The exams regulator Ofqual is proposing that A*-G grades should be replaced with a numbered system running from eight to one.
In place of internal assessment, there would be summer exams in most subjects, in a nod to the old O-level system, and restrictions on re-sits.
The reformed qualifications in English, maths, sciences, history and geography would be ready for teaching in September 2015, with other subjects included a year later.
The Department for Education has also revealed details of the content of exams, with pupils studying entire Shakespeare plays, rather than extracts, and at least one 19th century novel.
Maths courses will feature more advanced algebra and statistics, biology syllabuses will place a greater emphasis on evolution and genetics, and pupils will be expected to write longer essay-style answers in history exams.
His colleague Elizabeth Truss told BBC Breakfast a more rigorous system was needed.
“What we can’t do is we cannot carry on with a system that isn’t delivering, where there has been rampant grade inflation and where international league tables tell us we have stagnated compared with the rest of the world,” she said.
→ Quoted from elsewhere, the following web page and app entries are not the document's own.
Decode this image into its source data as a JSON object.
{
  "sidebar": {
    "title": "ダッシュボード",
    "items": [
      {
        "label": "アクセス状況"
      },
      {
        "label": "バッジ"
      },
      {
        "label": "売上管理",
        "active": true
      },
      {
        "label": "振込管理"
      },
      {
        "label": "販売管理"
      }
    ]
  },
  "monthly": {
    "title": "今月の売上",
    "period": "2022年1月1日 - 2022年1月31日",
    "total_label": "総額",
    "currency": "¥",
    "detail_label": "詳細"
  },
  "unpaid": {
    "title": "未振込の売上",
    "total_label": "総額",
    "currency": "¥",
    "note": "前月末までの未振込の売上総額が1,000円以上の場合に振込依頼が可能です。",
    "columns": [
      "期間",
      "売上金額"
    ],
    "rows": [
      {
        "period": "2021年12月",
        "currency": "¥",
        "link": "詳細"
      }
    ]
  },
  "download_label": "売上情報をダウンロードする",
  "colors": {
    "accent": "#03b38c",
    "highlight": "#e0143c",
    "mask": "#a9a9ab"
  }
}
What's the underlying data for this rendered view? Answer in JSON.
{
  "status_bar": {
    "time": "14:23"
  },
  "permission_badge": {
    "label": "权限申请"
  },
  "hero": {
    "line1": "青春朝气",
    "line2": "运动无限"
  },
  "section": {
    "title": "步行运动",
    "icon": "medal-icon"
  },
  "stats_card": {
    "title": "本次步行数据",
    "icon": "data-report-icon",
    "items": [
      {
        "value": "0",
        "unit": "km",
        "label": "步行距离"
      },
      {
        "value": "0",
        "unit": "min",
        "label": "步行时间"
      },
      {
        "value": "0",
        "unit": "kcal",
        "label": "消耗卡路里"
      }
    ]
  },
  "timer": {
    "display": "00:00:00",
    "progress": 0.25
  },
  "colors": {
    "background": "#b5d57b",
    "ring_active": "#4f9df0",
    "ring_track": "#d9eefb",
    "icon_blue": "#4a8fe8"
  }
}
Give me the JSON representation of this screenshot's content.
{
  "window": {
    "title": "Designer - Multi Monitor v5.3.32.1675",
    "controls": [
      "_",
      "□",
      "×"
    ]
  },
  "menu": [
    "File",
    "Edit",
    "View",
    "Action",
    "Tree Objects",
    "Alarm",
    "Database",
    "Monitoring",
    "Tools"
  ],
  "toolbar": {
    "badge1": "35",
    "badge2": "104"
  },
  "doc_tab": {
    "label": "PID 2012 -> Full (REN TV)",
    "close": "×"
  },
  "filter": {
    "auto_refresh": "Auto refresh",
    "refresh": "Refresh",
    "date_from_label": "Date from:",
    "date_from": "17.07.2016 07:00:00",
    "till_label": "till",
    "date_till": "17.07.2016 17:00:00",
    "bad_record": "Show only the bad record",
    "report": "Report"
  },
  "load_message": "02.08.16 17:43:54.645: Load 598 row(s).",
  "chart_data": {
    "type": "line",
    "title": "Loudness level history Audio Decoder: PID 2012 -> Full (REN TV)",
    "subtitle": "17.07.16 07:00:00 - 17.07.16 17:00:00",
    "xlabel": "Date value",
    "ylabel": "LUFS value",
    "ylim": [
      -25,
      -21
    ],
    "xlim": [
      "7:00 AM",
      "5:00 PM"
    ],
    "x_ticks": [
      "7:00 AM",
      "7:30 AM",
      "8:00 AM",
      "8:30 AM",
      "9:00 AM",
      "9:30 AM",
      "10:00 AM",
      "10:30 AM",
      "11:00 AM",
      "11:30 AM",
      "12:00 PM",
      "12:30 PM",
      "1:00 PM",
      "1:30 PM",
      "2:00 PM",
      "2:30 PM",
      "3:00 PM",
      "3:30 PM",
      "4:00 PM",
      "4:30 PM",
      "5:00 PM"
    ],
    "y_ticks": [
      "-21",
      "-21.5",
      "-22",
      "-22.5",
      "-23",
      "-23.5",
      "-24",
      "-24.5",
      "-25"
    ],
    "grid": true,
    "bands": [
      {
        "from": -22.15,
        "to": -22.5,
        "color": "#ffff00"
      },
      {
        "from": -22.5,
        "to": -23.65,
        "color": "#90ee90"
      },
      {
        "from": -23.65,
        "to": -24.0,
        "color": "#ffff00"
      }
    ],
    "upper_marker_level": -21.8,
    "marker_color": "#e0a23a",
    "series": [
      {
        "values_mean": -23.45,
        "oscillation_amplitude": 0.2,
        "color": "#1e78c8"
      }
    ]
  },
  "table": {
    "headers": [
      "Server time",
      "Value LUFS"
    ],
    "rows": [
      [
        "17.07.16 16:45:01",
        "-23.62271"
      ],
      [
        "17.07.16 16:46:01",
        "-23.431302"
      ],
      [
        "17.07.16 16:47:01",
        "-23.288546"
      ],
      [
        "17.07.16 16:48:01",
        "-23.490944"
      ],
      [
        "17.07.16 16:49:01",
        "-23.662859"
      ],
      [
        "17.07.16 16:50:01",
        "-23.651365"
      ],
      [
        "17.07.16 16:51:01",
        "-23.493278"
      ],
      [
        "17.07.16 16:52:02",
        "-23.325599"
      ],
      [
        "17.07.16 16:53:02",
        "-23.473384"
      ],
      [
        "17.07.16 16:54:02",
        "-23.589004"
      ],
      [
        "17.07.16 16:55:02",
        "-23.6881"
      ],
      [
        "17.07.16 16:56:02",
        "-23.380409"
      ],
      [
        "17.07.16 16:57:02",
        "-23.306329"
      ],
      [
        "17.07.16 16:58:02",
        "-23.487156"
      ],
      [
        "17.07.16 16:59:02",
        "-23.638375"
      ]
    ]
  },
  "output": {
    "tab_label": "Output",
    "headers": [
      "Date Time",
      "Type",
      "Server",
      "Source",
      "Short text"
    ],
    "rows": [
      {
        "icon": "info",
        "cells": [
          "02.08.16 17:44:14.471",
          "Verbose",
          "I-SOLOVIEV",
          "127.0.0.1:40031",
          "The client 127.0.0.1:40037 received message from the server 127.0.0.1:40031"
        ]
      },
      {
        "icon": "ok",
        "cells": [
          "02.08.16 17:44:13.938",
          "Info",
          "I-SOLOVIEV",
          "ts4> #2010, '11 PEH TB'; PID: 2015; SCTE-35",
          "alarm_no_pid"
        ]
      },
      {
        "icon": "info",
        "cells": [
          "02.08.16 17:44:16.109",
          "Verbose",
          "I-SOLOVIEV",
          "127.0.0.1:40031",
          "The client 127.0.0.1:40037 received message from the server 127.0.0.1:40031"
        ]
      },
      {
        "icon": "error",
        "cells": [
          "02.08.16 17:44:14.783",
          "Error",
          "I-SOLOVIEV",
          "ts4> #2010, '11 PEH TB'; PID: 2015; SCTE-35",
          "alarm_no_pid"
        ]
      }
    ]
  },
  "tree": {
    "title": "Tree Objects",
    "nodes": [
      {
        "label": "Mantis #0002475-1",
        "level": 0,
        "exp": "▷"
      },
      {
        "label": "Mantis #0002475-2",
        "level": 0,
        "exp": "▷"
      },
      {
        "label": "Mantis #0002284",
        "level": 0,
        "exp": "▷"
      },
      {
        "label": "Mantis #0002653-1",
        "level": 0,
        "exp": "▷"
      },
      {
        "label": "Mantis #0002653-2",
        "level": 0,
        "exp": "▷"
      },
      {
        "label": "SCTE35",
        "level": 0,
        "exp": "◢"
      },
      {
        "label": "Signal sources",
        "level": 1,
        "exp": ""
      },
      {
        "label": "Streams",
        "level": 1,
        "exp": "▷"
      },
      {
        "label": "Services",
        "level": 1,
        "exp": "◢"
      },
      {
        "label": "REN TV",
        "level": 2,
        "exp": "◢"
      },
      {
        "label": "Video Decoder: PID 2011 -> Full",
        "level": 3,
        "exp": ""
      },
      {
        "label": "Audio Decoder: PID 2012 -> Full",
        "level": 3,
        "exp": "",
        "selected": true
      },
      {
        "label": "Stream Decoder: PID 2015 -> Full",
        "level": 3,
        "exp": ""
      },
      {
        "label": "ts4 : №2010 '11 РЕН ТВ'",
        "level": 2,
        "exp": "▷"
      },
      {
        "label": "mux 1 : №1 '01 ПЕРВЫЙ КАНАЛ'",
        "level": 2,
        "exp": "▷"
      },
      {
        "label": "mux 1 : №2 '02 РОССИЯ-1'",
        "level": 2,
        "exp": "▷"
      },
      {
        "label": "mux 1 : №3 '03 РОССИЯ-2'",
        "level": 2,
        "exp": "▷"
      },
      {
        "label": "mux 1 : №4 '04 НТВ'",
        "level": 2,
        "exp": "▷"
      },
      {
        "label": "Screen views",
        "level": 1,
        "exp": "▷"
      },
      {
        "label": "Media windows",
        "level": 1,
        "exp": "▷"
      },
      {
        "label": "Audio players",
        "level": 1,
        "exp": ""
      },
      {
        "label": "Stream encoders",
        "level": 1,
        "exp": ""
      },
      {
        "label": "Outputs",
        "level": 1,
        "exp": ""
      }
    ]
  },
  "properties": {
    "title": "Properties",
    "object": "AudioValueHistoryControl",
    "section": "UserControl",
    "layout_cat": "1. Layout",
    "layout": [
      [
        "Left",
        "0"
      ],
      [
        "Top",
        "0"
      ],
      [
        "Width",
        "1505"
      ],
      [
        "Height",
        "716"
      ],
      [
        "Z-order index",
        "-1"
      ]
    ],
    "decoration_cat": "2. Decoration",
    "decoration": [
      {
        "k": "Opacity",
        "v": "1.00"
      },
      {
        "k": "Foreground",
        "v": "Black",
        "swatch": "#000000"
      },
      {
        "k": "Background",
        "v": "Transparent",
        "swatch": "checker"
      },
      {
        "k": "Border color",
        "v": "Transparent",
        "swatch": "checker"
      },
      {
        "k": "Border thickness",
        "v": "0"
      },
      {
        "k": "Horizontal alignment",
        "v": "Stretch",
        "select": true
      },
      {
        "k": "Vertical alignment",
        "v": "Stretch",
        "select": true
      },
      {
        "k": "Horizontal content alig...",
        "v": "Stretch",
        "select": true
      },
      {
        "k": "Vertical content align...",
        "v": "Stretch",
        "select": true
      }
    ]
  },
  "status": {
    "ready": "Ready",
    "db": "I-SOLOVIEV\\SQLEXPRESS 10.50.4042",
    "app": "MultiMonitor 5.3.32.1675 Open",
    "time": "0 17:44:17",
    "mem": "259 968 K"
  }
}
“For too long we have pretended that students’ results are getting better, whereas actually all that has been happening is that exams have been getting easier and there has been a race to the bottom between exam boards. We need to stop that happening now.”
Wales and Northern Ireland are not following England’s lead, and the education select committee says in a report it would “regrettable” if separate systems emerged. Scotland has always had its own system of exams.
Mr Gove wrote to education ministers in Cardiff and Belfast in May, saying that differences in exam structure were a “natural and legitimate consequence of devolution”.
In 2012, there was major controversy when teachers claimed that tens of thousands of teenagers had received lower results than expected in their GCSE English exams after grade boundaries were changed mid-year.
In its report, the education select committee lays the blame on the design of the English GCSE, in particular the exam’s modular approach and the moderation of internal assessment.
Brian Lightman, general secretary of the Association of School and College Leaders, said: “Public confidence was damaged by last year’s GCSE English results, which makes it even more important that the government gets it right with the current reforms.
“A rushed implementation that ignores the views of teachers and experts will do nothing to build public trust.”